*INSTRUCTIONS FOR THE TASK*: The full set of lines below has to be written out again exactly.

Page and application data records
--

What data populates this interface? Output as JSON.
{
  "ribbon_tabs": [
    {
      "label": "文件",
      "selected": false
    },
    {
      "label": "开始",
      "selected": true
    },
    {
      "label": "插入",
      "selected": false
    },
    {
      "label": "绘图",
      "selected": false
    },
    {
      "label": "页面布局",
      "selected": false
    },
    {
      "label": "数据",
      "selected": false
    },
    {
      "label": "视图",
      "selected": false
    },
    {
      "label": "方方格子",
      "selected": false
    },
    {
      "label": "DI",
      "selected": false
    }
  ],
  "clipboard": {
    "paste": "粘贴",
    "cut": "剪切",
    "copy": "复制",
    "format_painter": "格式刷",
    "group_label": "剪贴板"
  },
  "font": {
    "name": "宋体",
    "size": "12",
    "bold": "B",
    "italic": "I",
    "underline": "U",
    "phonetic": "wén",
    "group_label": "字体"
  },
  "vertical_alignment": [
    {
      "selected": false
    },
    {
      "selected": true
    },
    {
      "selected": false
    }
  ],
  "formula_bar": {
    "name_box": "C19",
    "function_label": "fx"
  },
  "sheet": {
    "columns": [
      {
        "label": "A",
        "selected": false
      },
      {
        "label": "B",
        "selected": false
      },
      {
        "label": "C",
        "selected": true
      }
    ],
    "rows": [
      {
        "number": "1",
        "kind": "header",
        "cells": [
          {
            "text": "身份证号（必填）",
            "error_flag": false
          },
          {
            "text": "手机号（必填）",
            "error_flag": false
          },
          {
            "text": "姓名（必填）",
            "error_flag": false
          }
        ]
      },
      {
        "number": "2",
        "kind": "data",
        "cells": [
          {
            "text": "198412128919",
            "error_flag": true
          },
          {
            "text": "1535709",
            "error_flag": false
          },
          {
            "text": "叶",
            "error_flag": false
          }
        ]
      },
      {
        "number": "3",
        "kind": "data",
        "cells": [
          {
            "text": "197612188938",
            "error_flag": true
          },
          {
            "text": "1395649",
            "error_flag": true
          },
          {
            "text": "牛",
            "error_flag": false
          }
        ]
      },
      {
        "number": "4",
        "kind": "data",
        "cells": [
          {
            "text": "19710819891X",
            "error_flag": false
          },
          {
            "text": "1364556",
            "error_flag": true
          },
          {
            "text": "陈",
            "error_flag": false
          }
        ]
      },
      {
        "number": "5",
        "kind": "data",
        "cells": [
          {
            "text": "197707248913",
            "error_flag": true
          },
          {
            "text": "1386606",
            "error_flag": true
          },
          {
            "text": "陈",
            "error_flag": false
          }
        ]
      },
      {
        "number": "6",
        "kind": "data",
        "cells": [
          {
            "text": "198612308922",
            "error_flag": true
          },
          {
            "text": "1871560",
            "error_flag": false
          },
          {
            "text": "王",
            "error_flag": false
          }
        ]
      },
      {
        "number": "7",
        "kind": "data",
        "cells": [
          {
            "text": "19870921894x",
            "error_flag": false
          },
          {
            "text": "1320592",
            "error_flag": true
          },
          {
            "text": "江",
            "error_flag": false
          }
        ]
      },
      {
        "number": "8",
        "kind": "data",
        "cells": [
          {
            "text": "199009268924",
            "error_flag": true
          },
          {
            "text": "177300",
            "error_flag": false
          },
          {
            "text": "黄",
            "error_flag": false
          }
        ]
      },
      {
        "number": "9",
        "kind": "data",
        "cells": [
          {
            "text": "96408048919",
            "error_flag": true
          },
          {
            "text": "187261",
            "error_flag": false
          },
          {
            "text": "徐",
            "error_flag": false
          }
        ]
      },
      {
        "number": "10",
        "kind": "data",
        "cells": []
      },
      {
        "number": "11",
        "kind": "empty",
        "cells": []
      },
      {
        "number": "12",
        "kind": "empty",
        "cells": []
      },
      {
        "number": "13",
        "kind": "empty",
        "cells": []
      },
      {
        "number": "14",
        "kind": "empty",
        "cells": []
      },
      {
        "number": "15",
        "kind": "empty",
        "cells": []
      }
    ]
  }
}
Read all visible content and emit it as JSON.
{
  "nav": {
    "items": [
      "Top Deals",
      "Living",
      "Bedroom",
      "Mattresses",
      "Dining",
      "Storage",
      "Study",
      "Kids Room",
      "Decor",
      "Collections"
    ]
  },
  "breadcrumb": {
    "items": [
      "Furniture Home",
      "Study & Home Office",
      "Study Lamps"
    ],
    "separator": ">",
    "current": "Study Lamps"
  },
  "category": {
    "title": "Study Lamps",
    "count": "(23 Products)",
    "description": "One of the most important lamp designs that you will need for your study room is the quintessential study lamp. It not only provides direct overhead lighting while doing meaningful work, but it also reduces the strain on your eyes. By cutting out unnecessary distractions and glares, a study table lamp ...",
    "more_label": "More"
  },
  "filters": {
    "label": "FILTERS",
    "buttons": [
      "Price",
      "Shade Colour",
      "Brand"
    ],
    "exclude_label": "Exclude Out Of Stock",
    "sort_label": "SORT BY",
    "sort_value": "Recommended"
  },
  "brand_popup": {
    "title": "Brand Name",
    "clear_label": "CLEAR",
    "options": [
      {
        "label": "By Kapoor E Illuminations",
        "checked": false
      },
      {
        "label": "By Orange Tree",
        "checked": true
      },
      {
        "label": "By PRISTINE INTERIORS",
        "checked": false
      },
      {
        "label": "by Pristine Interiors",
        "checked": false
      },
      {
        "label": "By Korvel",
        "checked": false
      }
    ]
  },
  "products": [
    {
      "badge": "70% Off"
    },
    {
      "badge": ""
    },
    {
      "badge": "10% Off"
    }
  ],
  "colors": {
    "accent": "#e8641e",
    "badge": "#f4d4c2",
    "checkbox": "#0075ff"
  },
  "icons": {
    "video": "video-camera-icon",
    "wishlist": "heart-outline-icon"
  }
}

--

*TASK ANSWER*:
What data populates this interface? Output as JSON.
{
  "ribbon_tabs": [
    {
      "label": "文件",
      "selected": false
    },
    {
      "label": "开始",
      "selected": true
    },
    {
      "label": "插入",
      "selected": false
    },
    {
      "label": "绘图",
      "selected": false
    },
    {
      "label": "页面布局",
      "selected": false
    },
    {
      "label": "数据",
      "selected": false
    },
    {
      "label": "视图",
      "selected": false
    },
    {
      "label": "方方格子",
      "selected": false
    },
    {
      "label": "DI",
      "selected": false
    }
  ],
  "clipboard": {
    "paste": "粘贴",
    "cut": "剪切",
    "copy": "复制",
    "format_painter": "格式刷",
    "group_label": "剪贴板"
  },
  "font": {
    "name": "宋体",
    "size": "12",
    "bold": "B",
    "italic": "I",
    "underline": "U",
    "phonetic": "wén",
    "group_label": "字体"
  },
  "vertical_alignment": [
    {
      "selected": false
    },
    {
      "selected": true
    },
    {
      "selected": false
    }
  ],
  "formula_bar": {
    "name_box": "C19",
    "function_label": "fx"
  },
  "sheet": {
    "columns": [
      {
        "label": "A",
        "selected": false
      },
      {
        "label": "B",
        "selected": false
      },
      {
        "label": "C",
        "selected": true
      }
    ],
    "rows": [
      {
        "number": "1",
        "kind": "header",
        "cells": [
          {
            "text": "身份证号（必填）",
            "error_flag": false
          },
          {
            "text": "手机号（必填）",
            "error_flag": false
          },
          {
            "text": "姓名（必填）",
            "error_flag": false
          }
        ]
      },
      {
        "number": "2",
        "kind": "data",
        "cells": [
          {
            "text": "198412128919",
            "error_flag": true
          },
          {
            "text": "1535709",
            "error_flag": false
          },
          {
            "text": "叶",
            "error_flag": false
          }
        ]
      },
      {
        "number": "3",
        "kind": "data",
        "cells": [
          {
            "text": "197612188938",
            "error_flag": true
          },
          {
            "text": "1395649",
            "error_flag": true
          },
          {
            "text": "牛",
            "error_flag": false
          }
        ]
      },
      {
        "number": "4",
        "kind": "data",
        "cells": [
          {
            "text": "19710819891X",
            "error_flag": false
          },
          {
            "text": "1364556",
            "error_flag": true
          },
          {
            "text": "陈",
            "error_flag": false
          }
        ]
      },
      {
        "number": "5",
        "kind": "data",
        "cells": [
          {
            "text": "197707248913",
            "error_flag": true
          },
          {
            "text": "1386606",
            "error_flag": true
          },
          {
            "text": "陈",
            "error_flag": false
          }
        ]
      },
      {
        "number": "6",
        "kind": "data",
        "cells": [
          {
            "text": "198612308922",
            "error_flag": true
          },
          {
            "text": "1871560",
            "error_flag": false
          },
          {
            "text": "王",
            "error_flag": false
          }
        ]
      },
      {
        "number": "7",
        "kind": "data",
        "cells": [
          {
            "text": "19870921894x",
            "error_flag": false
          },
          {
            "text": "1320592",
            "error_flag": true
          },
          {
            "text": "江",
            "error_flag": false
          }
        ]
      },
      {
        "number": "8",
        "kind": "data",
        "cells": [
          {
            "text": "199009268924",
            "error_flag": true
          },
          {
            "text": "177300",
            "error_flag": false
          },
          {
            "text": "黄",
            "error_flag": false
          }
        ]
      },
      {
        "number": "9",
        "kind": "data",
        "cells": [
          {
            "text": "96408048919",
            "error_flag": true
          },
          {
            "text": "187261",
            "error_flag": false
          },
          {
            "text": "徐",
            "error_flag": false
          }
        ]
      },
      {
        "number": "10",
        "kind": "data",
        "cells": []
      },
      {
        "number": "11",
        "kind": "empty",
        "cells": []
      },
      {
        "number": "12",
        "kind": "empty",
        "cells": []
      },
      {
        "number": "13",
        "kind": "empty",
        "cells": []
      },
      {
        "number": "14",
        "kind": "empty",
        "cells": []
      },
      {
        "number": "15",
        "kind": "empty",
        "cells": []
      }
    ]
  }
}
Read all visible content and emit it as JSON.
{
  "nav": {
    "items": [
      "Top Deals",
      "Living",
      "Bedroom",
      "Mattresses",
      "Dining",
      "Storage",
      "Study",
      "Kids Room",
      "Decor",
      "Collections"
    ]
  },
  "breadcrumb": {
    "items": [
      "Furniture Home",
      "Study & Home Office",
      "Study Lamps"
    ],
    "separator": ">",
    "current": "Study Lamps"
  },
  "category": {
    "title": "Study Lamps",
    "count": "(23 Products)",
    "description": "One of the most important lamp designs that you will need for your study room is the quintessential study lamp. It not only provides direct overhead lighting while doing meaningful work, but it also reduces the strain on your eyes. By cutting out unnecessary distractions and glares, a study table lamp ...",
    "more_label": "More"
  },
  "filters": {
    "label": "FILTERS",
    "buttons": [
      "Price",
      "Shade Colour",
      "Brand"
    ],
    "exclude_label": "Exclude Out Of Stock",
    "sort_label": "SORT BY",
    "sort_value": "Recommended"
  },
  "brand_popup": {
    "title": "Brand Name",
    "clear_label": "CLEAR",
    "options": [
      {
        "label": "By Kapoor E Illuminations",
        "checked": false
      },
      {
        "label": "By Orange Tree",
        "checked": true
      },
      {
        "label": "By PRISTINE INTERIORS",
        "checked": false
      },
      {
        "label": "by Pristine Interiors",
        "checked": false
      },
      {
        "label": "By Korvel",
        "checked": false
      }
    ]
  },
  "products": [
    {
      "badge": "70% Off"
    },
    {
      "badge": ""
    },
    {
      "badge": "10% Off"
    }
  ],
  "colors": {
    "accent": "#e8641e",
    "badge": "#f4d4c2",
    "checkbox": "#0075ff"
  },
  "icons": {
    "video": "video-camera-icon",
    "wishlist": "heart-outline-icon"
  }
}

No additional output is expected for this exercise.